Wearing it straight could mean risking the possibility of hair damage from harsh chemicals, but wearing it curly could mean backlash and reaction by bosses and colleagues in the workplace.
At this year's National Association of Black Journalists convention, there was even a photo shoot with journalists showing off their natural curls, Afros and even braids.
WREG's Symone Woolridge has worn her hair curly on TV and received some positive feedback. But she also got plenty of not positive responses and even emails saying her hair is more "becoming" when it's straight.
But it's not just Symone or those on-air. This is happening in offices all over the country.
Ladeia Mcneal is a process manager who's worked in marketing for almost 20 years, and for almost 20 years, she's worn her hair natural.
Natural means chemical-free and in its own state without having to alter it. It's something many people of color have to do in order to fit in.
"It's like, your hair has to be acceptable or unruly, but you may think my hair is unruly because you've never seen it before," McNeal said.
McNeal said unruly is close to the word used when she was terminated several years ago. She worked as an office manager right out of college.
"Came back another weekend, and I took the braids down, and it was like total shock when I walked in the office on Monday morning," she said. "It was like a very visceral reaction, and a couple of days after that, like around Tuesday or Wednesday, midweek, there was something made about, 'When are you going to make your hair look like it did during the interview?'"
Takeisha Berry-Brooks is the CEO of the Natural Hair Affair. She said stories like McNeal's are blatant discrimination.

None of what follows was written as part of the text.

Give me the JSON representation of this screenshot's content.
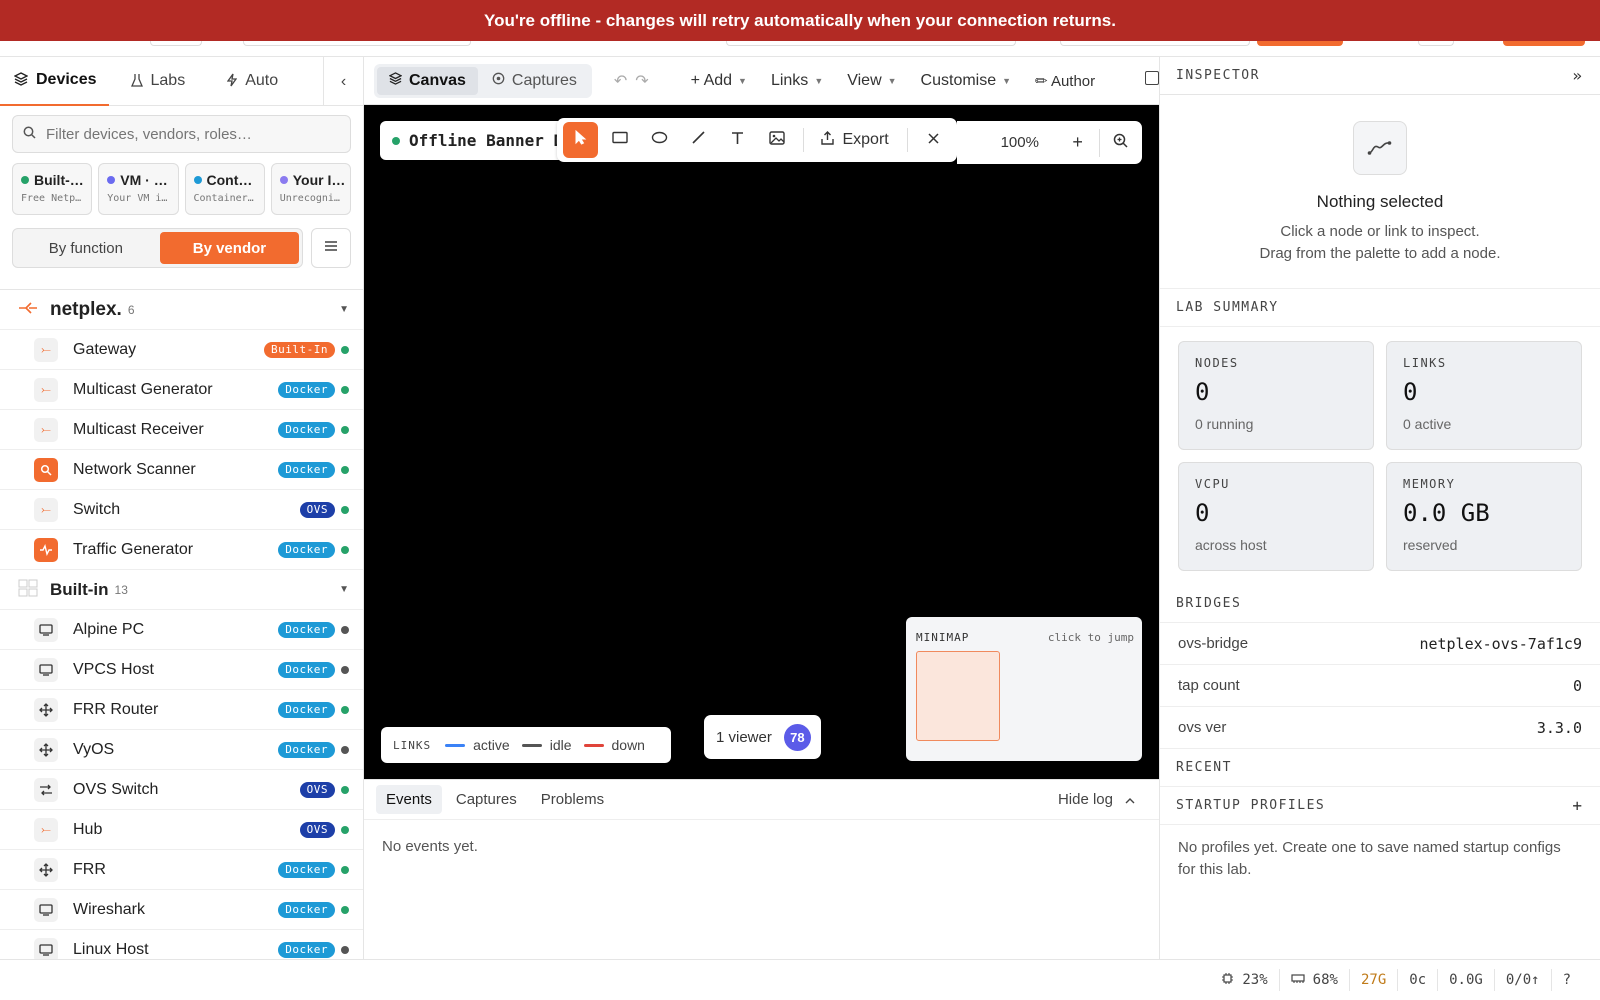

"As far as the chemicals are concerned, they're damaging, so why would we, why should we continue to alter and damage, put things in our bodies that do not belong?" Berry-Brooks said. "It's just disheartening, and I wish people understood the struggle it can be to be a black woman, black man, just to wear your hair."
Berry-Brooks is seeing more clients pour into her shop wanting healthier hair at the expense of what some would consider "professional."
"We have been programmed for years and years to straighten and alter our hair because it did not look a certain way," she said.
Shyann Skelton's hair may fit into that category of straightened and kept. Skelton is biracial and has a looser curl pattern.
"I never fit in with my white side, and I never fit in with my black side either, so I was always torn between what does my hair want to look like?" Skelton said. "Does it want to be pretty and straight like the white girls or kinky and big like the black girls?"
A more socially acceptable pattern might explain why she's only received positive comments about her look.
Black hair has had a long history of being stigmatized in the workplace, and to change what that actually looks like, women of color are now fighting back.
"Any time I have a meeting or something for work, I make it my business to show up natural," Jessica Wright said.
"It's okay to wear your natural hair at work," Deavila Bennett said. "It's okay to wear it out and about and be proud of it."
For the sake of setting an example for children and others, accountant and real estate agent Jessica Wright and school social worker Deavila Bennett have decided to let go of the wigs and weaves and live their natural life.
"I don't want our culture or our hair to be a fad, I want it to be a forever thing," Bennett said. "It's really all about accepting yourself and loving who you are, and once you do that, nothing anyone can say to you can make you think different about yourself."
In Tennessee, Rep. Antonio Parkinson filed a bill that would make it illegal to discriminate against anyone for their hairstyle or race. If passed, it would take effect July 1.